● **Exercise goal**: List each line of the data that holds the string "Sample", please.

● **Entries from a dataset of interfaces**:

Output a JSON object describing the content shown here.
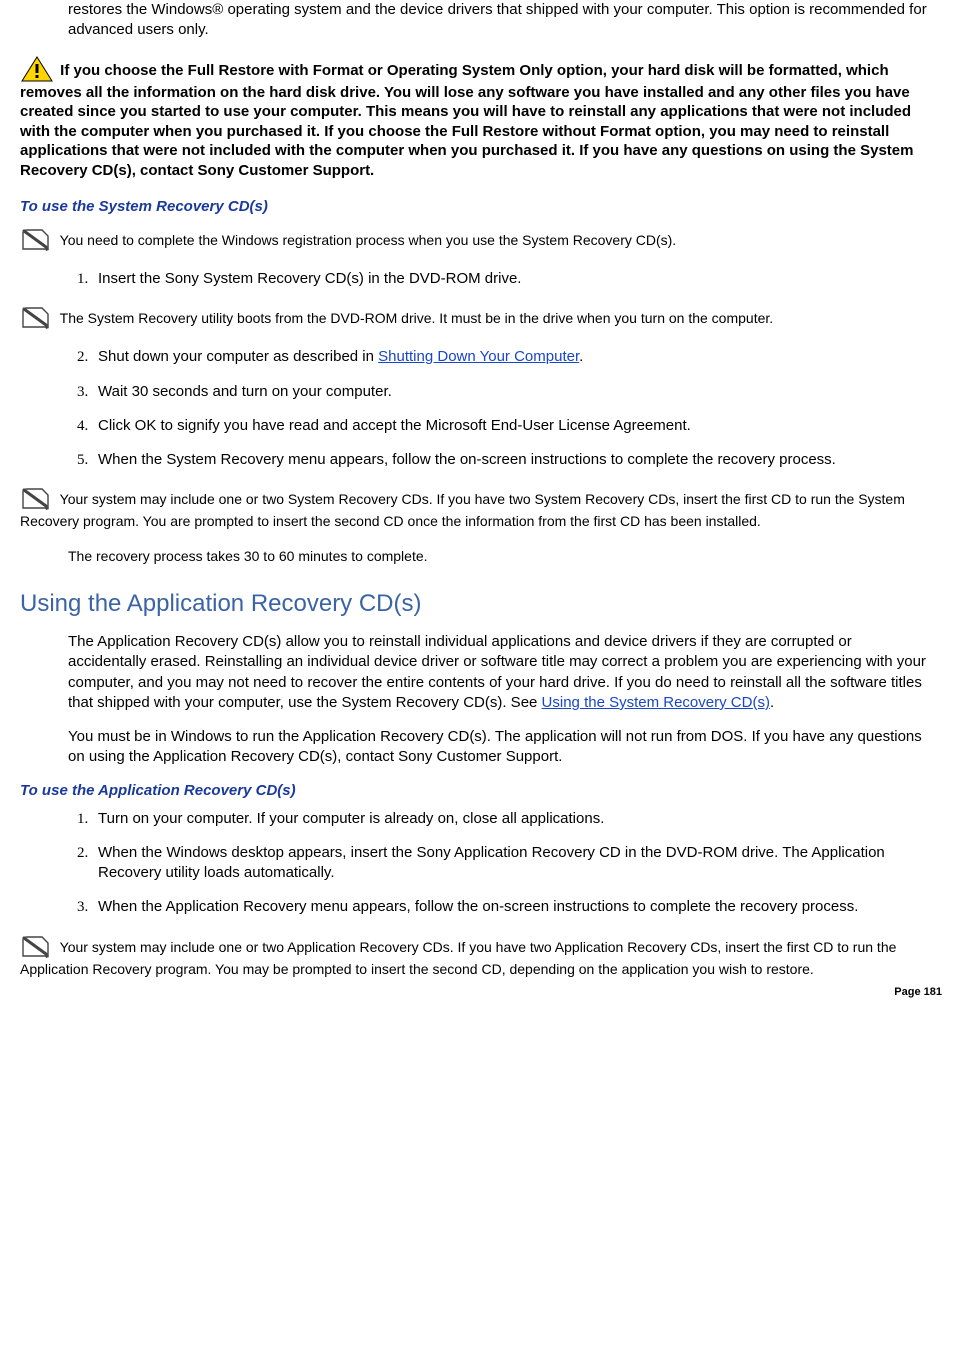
{
  "intro_text": "restores the Windows® operating system and the device drivers that shipped with your computer. This option is recommended for advanced users only.",
  "warning_text": "If you choose the Full Restore with Format or Operating System Only option, your hard disk will be formatted, which removes all the information on the hard disk drive. You will lose any software you have installed and any other files you have created since you started to use your computer. This means you will have to reinstall any applications that were not included with the computer when you purchased it. If you choose the Full Restore without Format option, you may need to reinstall applications that were not included with the computer when you purchased it. If you have any questions on using the System Recovery CD(s), contact Sony Customer Support.",
  "sys_recovery": {
    "heading": "To use the System Recovery CD(s)",
    "note1": "You need to complete the Windows registration process when you use the System Recovery CD(s).",
    "step1": "Insert the Sony System Recovery CD(s) in the DVD-ROM drive.",
    "note2": "The System Recovery utility boots from the DVD-ROM drive. It must be in the drive when you turn on the computer.",
    "step2_pre": "Shut down your computer as described in ",
    "step2_link": "Shutting Down Your Computer",
    "step2_post": ".",
    "step3": "Wait 30 seconds and turn on your computer.",
    "step4": "Click OK to signify you have read and accept the Microsoft End-User License Agreement.",
    "step5": "When the System Recovery menu appears, follow the on-screen instructions to complete the recovery process.",
    "note3": "Your system may include one or two System Recovery CDs. If you have two System Recovery CDs, insert the first CD to run the System Recovery program. You are prompted to insert the second CD once the information from the first CD has been installed.",
    "note4": "The recovery process takes 30 to 60 minutes to complete."
  },
  "app_recovery": {
    "heading": "Using the Application Recovery CD(s)",
    "para1_pre": "The Application Recovery CD(s) allow you to reinstall individual applications and device drivers if they are corrupted or accidentally erased. Reinstalling an individual device driver or software title may correct a problem you are experiencing with your computer, and you may not need to recover the entire contents of your hard drive. If you do need to reinstall all the software titles that shipped with your computer, use the System Recovery CD(s). See ",
    "para1_link": "Using the System Recovery CD(s)",
    "para1_post": ".",
    "para2": "You must be in Windows to run the Application Recovery CD(s). The application will not run from DOS. If you have any questions on using the Application Recovery CD(s), contact Sony Customer Support.",
    "subhead": "To use the Application Recovery CD(s)",
    "step1": "Turn on your computer. If your computer is already on, close all applications.",
    "step2": "When the Windows desktop appears, insert the Sony Application Recovery CD in the DVD-ROM drive. The Application Recovery utility loads automatically.",
    "step3": "When the Application Recovery menu appears, follow the on-screen instructions to complete the recovery process.",
    "note": "Your system may include one or two Application Recovery CDs. If you have two Application Recovery CDs, insert the first CD to run the Application Recovery program. You may be prompted to insert the second CD, depending on the application you wish to restore."
  },
  "page_label": "Page 181"
}
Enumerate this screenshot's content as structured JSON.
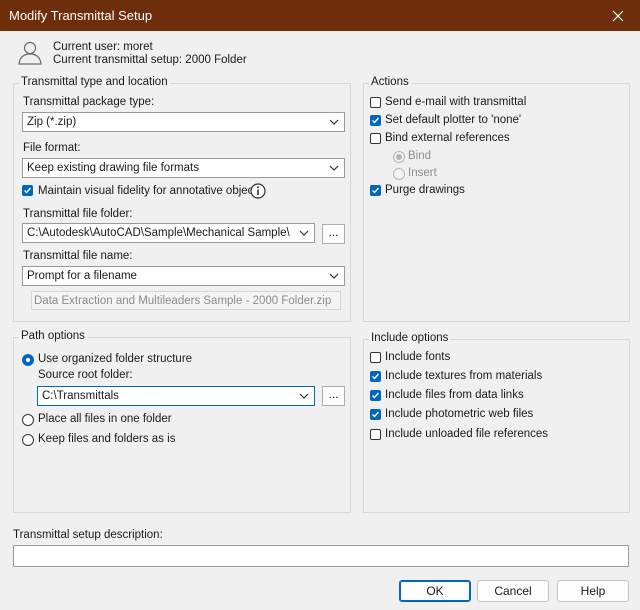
{
  "window": {
    "title": "Modify Transmittal Setup"
  },
  "user_info": {
    "current_user": "Current user: moret",
    "current_setup": "Current transmittal setup: 2000 Folder"
  },
  "type_location": {
    "legend": "Transmittal type and location",
    "package_type_label": "Transmittal package type:",
    "package_type_value": "Zip (*.zip)",
    "file_format_label": "File format:",
    "file_format_value": "Keep existing drawing file formats",
    "maintain_fidelity_label": "Maintain visual fidelity for annotative objects",
    "file_folder_label": "Transmittal file folder:",
    "file_folder_value": "C:\\Autodesk\\AutoCAD\\Sample\\Mechanical Sample\\",
    "browse_label": "...",
    "file_name_label": "Transmittal file name:",
    "file_name_value": "Prompt for a filename",
    "file_name_preview": "Data Extraction and Multileaders Sample - 2000 Folder.zip"
  },
  "actions": {
    "legend": "Actions",
    "send_email": "Send e-mail with transmittal",
    "default_plotter": "Set default plotter to 'none'",
    "bind_xrefs": "Bind external references",
    "bind": "Bind",
    "insert": "Insert",
    "purge": "Purge drawings"
  },
  "path_options": {
    "legend": "Path options",
    "organized": "Use organized folder structure",
    "source_root_label": "Source root folder:",
    "source_root_value": "C:\\Transmittals",
    "browse_label": "...",
    "one_folder": "Place all files in one folder",
    "keep_as_is": "Keep files and folders as is"
  },
  "include_options": {
    "legend": "Include options",
    "fonts": "Include fonts",
    "textures": "Include textures from materials",
    "data_links": "Include files from data links",
    "photometric": "Include photometric web files",
    "unloaded": "Include unloaded file references"
  },
  "description": {
    "label": "Transmittal setup description:",
    "value": ""
  },
  "buttons": {
    "ok": "OK",
    "cancel": "Cancel",
    "help": "Help"
  },
  "colors": {
    "titlebar": "#6e2e0c",
    "accent": "#0067c0",
    "background": "#f0f0f0"
  },
  "icons": {
    "user": "user-icon",
    "info": "info-icon",
    "close": "close-icon",
    "dropdown": "chevron-down-icon"
  }
}
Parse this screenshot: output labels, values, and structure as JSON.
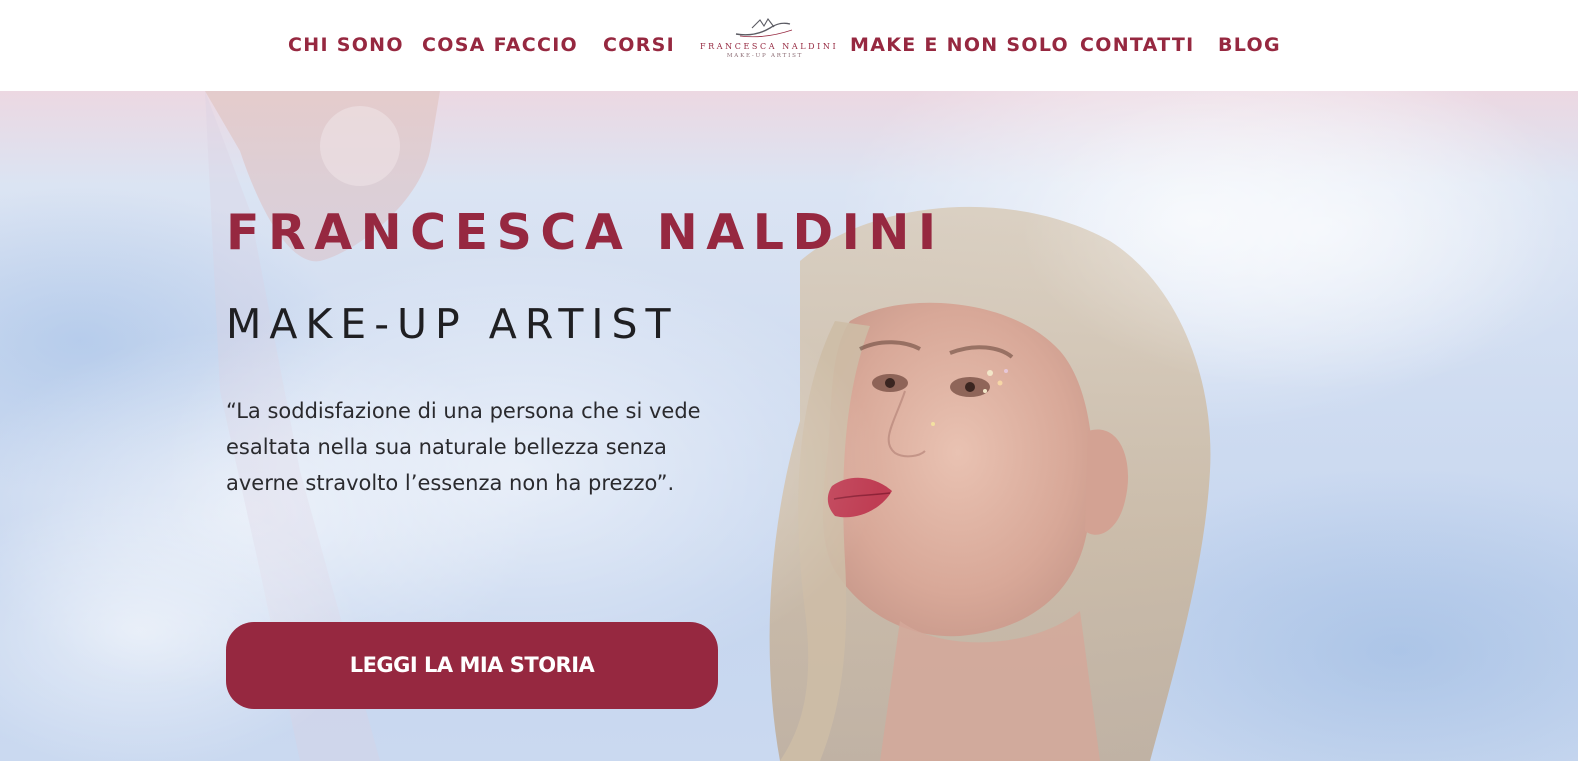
{
  "colors": {
    "accent": "#962840",
    "text_dark": "#1f1f22",
    "header_bg": "#ffffff",
    "hero_bg": "#cfdcf1"
  },
  "nav": {
    "left_items": [
      {
        "label": "CHI SONO"
      },
      {
        "label": "COSA FACCIO"
      },
      {
        "label": "CORSI"
      }
    ],
    "right_items": [
      {
        "label": "MAKE E NON SOLO"
      },
      {
        "label": "CONTATTI"
      },
      {
        "label": "BLOG"
      }
    ],
    "logo": {
      "name": "FRANCESCA NALDINI",
      "tagline": "MAKE-UP ARTIST",
      "icon": "brush-stroke-logo-icon"
    }
  },
  "hero": {
    "title": "FRANCESCA NALDINI",
    "subtitle": "MAKE-UP ARTIST",
    "quote_lines": [
      "“La soddisfazione di una persona che si vede",
      "esaltata nella sua naturale bellezza senza",
      "averne stravolto l’essenza non ha prezzo”."
    ],
    "cta_label": "LEGGI LA MIA STORIA",
    "background_image": "portrait-photo"
  }
}
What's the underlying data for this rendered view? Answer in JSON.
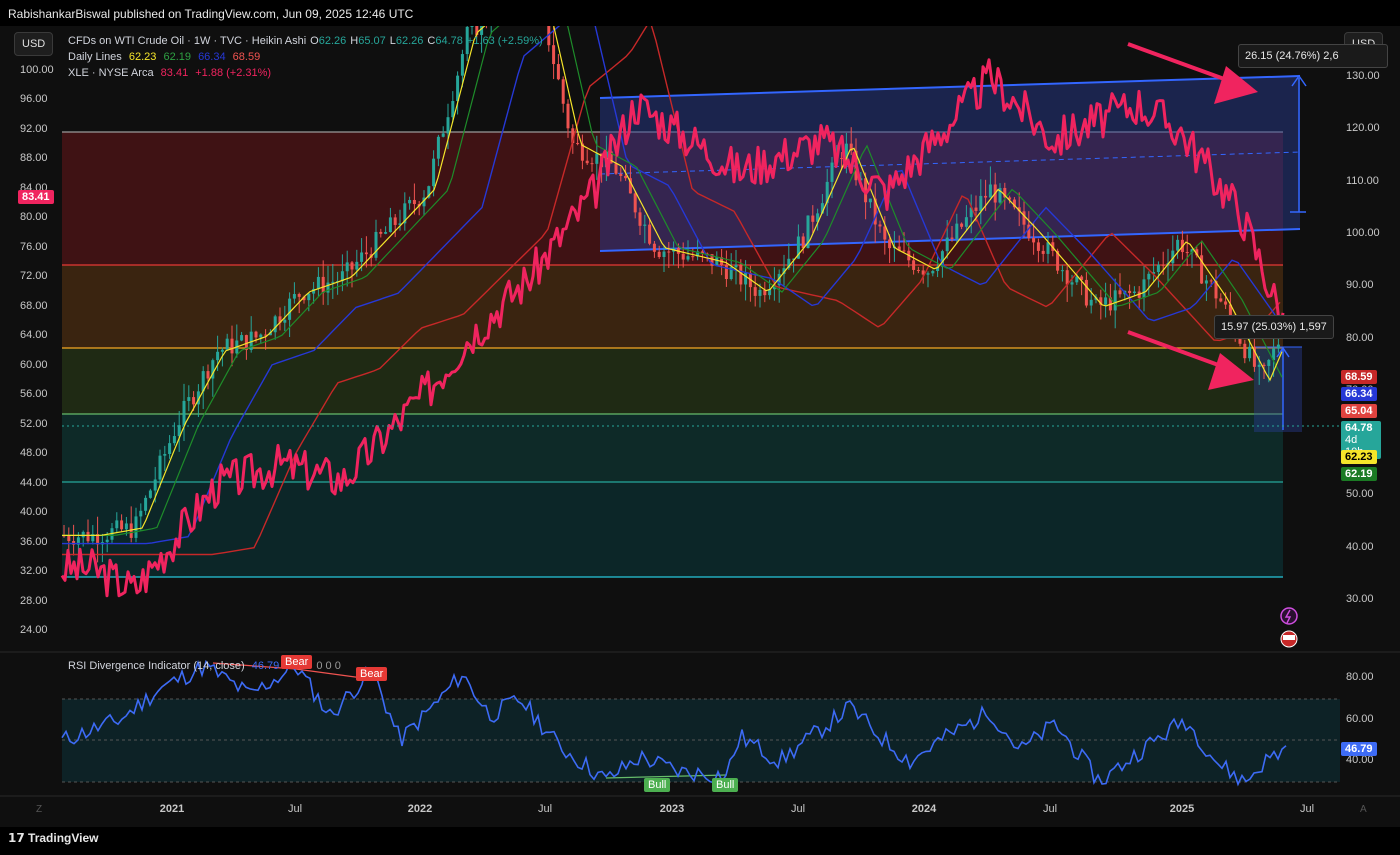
{
  "publisher": "RabishankarBiswal published on TradingView.com, Jun 09, 2025 12:46 UTC",
  "footer": "TradingView",
  "left_currency": "USD",
  "right_currency": "USD",
  "legend": {
    "line1": {
      "title": "CFDs on WTI Crude Oil · 1W · TVC · Heikin Ashi",
      "o_label": "O",
      "o": "62.26",
      "h_label": "H",
      "h": "65.07",
      "l_label": "L",
      "l": "62.26",
      "c_label": "C",
      "c": "64.78",
      "chg": "+1.63 (+2.59%)"
    },
    "line2": {
      "title": "Daily Lines",
      "v1": "62.23",
      "v2": "62.19",
      "v3": "66.34",
      "v4": "68.59"
    },
    "line3": {
      "title": "XLE · NYSE Arca",
      "v": "83.41",
      "chg": "+1.88 (+2.31%)"
    }
  },
  "rsi_legend": {
    "title": "RSI Divergence Indicator (14, close)",
    "value": "46.79",
    "zeros": "0  0  0"
  },
  "colors": {
    "ma_yellow": "#f5e52a",
    "ma_green": "#1e8c2a",
    "ma_blue": "#2638d6",
    "ma_red": "#c62828",
    "xle_pink": "#f0245f",
    "channel_blue": "#2f5ff0",
    "up": "#26a69a",
    "down": "#ef5350",
    "rsi_line": "#3d6bf5"
  },
  "chart_data": {
    "type": "line",
    "title": "CFDs on WTI Crude Oil · 1W · TVC · Heikin Ashi",
    "left_axis": {
      "ticks": [
        "100.00",
        "96.00",
        "92.00",
        "88.00",
        "84.00",
        "80.00",
        "76.00",
        "72.00",
        "68.00",
        "64.00",
        "60.00",
        "56.00",
        "52.00",
        "48.00",
        "44.00",
        "40.00",
        "36.00",
        "32.00",
        "28.00",
        "24.00"
      ],
      "range": [
        22,
        102
      ]
    },
    "right_axis": {
      "ticks": [
        "130.00",
        "120.00",
        "110.00",
        "100.00",
        "90.00",
        "80.00",
        "70.00",
        "60.00",
        "50.00",
        "40.00",
        "30.00"
      ],
      "range": [
        25,
        135
      ]
    },
    "x_ticks": [
      "2021",
      "Jul",
      "2022",
      "Jul",
      "2023",
      "Jul",
      "2024",
      "Jul",
      "2025",
      "Jul"
    ],
    "fib_levels": [
      92.0,
      74.9,
      63.6,
      54.4,
      44.9,
      32.0
    ],
    "series": [
      {
        "name": "CFDs on WTI Crude Oil",
        "x": [
          "2020-09",
          "2020-11",
          "2021-01",
          "2021-03",
          "2021-05",
          "2021-07",
          "2021-09",
          "2021-11",
          "2022-01",
          "2022-03",
          "2022-05",
          "2022-06",
          "2022-08",
          "2022-10",
          "2022-12",
          "2023-03",
          "2023-05",
          "2023-07",
          "2023-09",
          "2023-11",
          "2024-01",
          "2024-04",
          "2024-06",
          "2024-09",
          "2024-11",
          "2025-01",
          "2025-03",
          "2025-05",
          "2025-06"
        ],
        "values": [
          37,
          38,
          52,
          62,
          64,
          70,
          72,
          78,
          84,
          105,
          110,
          115,
          90,
          87,
          76,
          74,
          70,
          77,
          90,
          76,
          73,
          84,
          78,
          68,
          70,
          77,
          69,
          58,
          64.78
        ]
      },
      {
        "name": "XLE · NYSE Arca",
        "x": [
          "2020-09",
          "2020-11",
          "2021-03",
          "2021-06",
          "2021-09",
          "2022-01",
          "2022-03",
          "2022-06",
          "2022-09",
          "2022-11",
          "2023-04",
          "2023-08",
          "2023-11",
          "2024-04",
          "2024-07",
          "2024-11",
          "2025-01",
          "2025-04",
          "2025-06"
        ],
        "values": [
          36,
          32,
          52,
          56,
          53,
          70,
          80,
          92,
          108,
          125,
          112,
          118,
          108,
          130,
          118,
          125,
          120,
          104,
          83.41
        ]
      }
    ],
    "annotations": [
      {
        "text": "26.15 (24.76%) 2,6"
      },
      {
        "text": "15.97 (25.03%) 1,597"
      }
    ],
    "price_tags": [
      "83.41",
      "68.59",
      "66.34",
      "65.04",
      "64.78",
      "4d 10h",
      "62.23",
      "62.19"
    ],
    "rsi": {
      "ticks": [
        "80.00",
        "60.00",
        "40.00"
      ],
      "range": [
        28,
        88
      ],
      "last": 46.79,
      "labels": [
        "Bear",
        "Bear",
        "Bull",
        "Bull"
      ]
    }
  }
}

● **The completed task**:
    "file_folder_value": "C:\\Autodesk\\AutoCAD\\Sample\\Mechanical Sample\\",
    "file_name_preview": "Data Extraction and Multileaders Sample - 2000 Folder.zip"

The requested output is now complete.